“As this new nation grows, those who once ruled her will try to rule her once more. Again, men, both rich and poor, will come together to preserve the freedom they had already won.”
Another small wooden soldier was taken from the sack and handed to Nikolaas. It, too, wore a different uniform.
“New enemies shall arise and attempt to conquer this fledgling nation, but, as before, men from every station will join together as one and fight.”
Nikolaas looked at the old man’s hand as he removed it yet again from the velvet sack. This time, it held two wooden soldiers, locked together in combat. He looked up at the saint, knowing he would speak again.
“Unfortunately,” the man said, “this nation shall not always unite to defeat its enemies. There shall come a time when the nation divides and becomes its own enemy. Brother shall turn against brother, father shall turn against son, and families will be torn asunder. It will be a dark time for the nation.”
“Then, I was right,” Nikolaas said. “War will bring nothing but evil.”
Saint Nicholas looked at the boy. There was no hint of reprimand, only a look of reassurance. He continued to speak.
“True, there is evil in war,” he said, “but even in a war that does what this one shall, noble men with righteous ideas will rise up on both sides. It will be a hard thing, but the nation will survive. It will be a nation reunited.”
Another tiny soldier was handed to Nikolaas and the man continued to speak. “More wars shall come, and the nation will continue to grow.”
The soldier the boy now held was dressed very odd, from the strange boots that appeared to be wrapped in strips of cloth to the helmet that appeared to be little more than a bowl strapped to the figure’s head.
“There shall be a gathering of nations that make war on other nations, which is usually how such things go, yet this one will engulf the entire world. When all seems lost and this alliance of conquerors seem on the verge of victory, the young nation that so greatly desired freedom shall turn the tide and help bring about peace.”
Yet another wooden soldier appeared in Saint Nicholas’ hand and it, too, was passed to Nikolaas.
“And, again, the world shall come to the brink of annihilation, and the men of this nation shall rise up and help drive back the darkness.”
More wooden soldiers were produced and Saint Nicholas continued his revelation with each one. When he finally folded the sack and lay it on his lap, he looked at the young boy, knowing he still had questions.

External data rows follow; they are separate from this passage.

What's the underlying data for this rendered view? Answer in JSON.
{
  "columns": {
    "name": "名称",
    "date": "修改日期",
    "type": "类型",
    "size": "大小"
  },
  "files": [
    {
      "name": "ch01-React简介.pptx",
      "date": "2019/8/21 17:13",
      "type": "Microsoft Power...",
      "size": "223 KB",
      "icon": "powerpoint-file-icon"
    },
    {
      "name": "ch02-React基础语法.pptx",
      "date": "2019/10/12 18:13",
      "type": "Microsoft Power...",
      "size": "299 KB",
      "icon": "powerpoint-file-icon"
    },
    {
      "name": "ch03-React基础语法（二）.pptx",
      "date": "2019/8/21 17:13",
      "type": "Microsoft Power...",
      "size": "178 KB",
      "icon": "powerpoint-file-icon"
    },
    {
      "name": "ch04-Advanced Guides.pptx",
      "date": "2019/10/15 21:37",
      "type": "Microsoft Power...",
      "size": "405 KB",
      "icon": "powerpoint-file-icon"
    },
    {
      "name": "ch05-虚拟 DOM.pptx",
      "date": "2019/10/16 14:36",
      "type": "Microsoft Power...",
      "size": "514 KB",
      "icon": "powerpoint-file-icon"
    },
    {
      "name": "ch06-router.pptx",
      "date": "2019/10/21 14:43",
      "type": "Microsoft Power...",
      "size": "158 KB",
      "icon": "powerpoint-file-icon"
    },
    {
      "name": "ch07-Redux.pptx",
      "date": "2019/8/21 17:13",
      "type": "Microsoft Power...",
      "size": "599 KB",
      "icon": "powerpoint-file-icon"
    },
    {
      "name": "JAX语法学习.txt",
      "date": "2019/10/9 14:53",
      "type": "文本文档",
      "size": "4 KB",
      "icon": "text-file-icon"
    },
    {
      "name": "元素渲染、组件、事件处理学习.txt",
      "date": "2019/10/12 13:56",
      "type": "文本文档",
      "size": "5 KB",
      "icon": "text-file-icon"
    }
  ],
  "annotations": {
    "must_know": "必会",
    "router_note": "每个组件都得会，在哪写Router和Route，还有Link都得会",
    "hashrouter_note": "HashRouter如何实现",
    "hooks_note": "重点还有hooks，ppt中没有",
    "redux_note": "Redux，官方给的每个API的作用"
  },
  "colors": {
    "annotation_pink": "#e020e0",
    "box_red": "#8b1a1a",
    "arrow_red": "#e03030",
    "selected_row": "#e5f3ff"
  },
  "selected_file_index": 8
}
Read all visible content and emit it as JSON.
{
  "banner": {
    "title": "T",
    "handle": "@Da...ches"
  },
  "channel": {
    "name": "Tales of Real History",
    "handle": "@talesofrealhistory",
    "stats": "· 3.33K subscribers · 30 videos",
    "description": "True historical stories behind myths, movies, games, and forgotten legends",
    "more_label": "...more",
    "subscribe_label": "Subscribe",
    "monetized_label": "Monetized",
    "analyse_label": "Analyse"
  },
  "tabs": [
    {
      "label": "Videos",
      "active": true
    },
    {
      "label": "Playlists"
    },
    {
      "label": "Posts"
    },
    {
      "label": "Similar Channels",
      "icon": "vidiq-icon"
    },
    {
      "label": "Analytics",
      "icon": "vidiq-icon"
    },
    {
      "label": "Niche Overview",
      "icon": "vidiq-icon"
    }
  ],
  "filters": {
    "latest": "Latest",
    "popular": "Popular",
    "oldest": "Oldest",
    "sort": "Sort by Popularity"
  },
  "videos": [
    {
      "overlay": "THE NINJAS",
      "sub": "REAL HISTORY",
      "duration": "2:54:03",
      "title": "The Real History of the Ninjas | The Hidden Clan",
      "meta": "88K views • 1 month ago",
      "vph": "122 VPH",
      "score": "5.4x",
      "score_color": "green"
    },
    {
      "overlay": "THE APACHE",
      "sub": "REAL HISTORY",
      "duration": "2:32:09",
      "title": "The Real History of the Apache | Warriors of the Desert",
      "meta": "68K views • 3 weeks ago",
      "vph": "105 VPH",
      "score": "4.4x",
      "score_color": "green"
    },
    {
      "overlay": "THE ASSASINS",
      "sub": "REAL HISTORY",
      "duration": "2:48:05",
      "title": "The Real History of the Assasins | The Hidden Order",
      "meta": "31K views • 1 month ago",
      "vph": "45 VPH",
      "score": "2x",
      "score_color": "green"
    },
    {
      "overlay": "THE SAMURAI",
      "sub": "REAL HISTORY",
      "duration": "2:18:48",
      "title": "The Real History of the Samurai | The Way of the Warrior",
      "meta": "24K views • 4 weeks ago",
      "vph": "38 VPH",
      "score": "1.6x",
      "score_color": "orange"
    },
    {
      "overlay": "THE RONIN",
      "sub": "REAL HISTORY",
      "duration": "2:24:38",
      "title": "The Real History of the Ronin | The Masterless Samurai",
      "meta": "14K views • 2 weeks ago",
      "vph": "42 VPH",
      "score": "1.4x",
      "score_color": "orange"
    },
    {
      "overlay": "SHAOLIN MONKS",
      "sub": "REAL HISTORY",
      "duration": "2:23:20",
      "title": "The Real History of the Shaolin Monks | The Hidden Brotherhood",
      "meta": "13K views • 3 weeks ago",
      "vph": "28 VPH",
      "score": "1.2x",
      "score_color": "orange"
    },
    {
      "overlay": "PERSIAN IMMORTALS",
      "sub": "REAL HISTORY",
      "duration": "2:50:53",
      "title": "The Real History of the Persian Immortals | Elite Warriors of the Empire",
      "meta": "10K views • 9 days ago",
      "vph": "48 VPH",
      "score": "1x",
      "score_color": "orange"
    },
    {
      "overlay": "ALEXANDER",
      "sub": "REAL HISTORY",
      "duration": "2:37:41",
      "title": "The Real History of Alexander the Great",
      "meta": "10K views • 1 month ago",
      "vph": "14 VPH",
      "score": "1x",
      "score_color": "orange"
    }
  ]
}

Nikolaas looked at the array of soldiers spread about on his bed, then up at the saint. “I don’t understand what you are trying to tell me,” he said.
Saint Nicholas sighed. “Look at the faces of the wooden soldiers I have given you.”
Nikolaas did as he was told. As he examined each figure, he began to notice that they all wore the same face; it was a face he had seen in the reflection of his mother’s silverware.
“They are all me,” he said, his voice barely louder than a whisper.
“They are your descendants,” Saint Nicholas corrected him.
“Then, those who come after me will have to live the nightmares I see in my dreams each ni….”
“No,” the man interrupted him. “These men will be men of honor, men of duty. They will be men who rise up in the face of tyranny and bring hope to the downtrodden. These men, throughout the nation’s history, will be heroes.
“You have seen only a part of the future, the worst part, and you don’t understand why. No child should have to see such things, but know this, there is a purpose. You have been given a gift. Despite how horrible things will become, there is hope.”
“Hope,” Nikolaas whispered.
“Your mind is burdened by things no child should have to dwell on,” Saint Nicholas told him. “Let me bear your burdens.”
Saint Nicholas leaned down and kissed the boy’s forehead. “Sleep, now, and dream of more pleasant things.”
Nikolaas felt his eyes begin to close and, soon, visions of roast goose and krerststol filled his dreams. But more than that, he was filled with hope.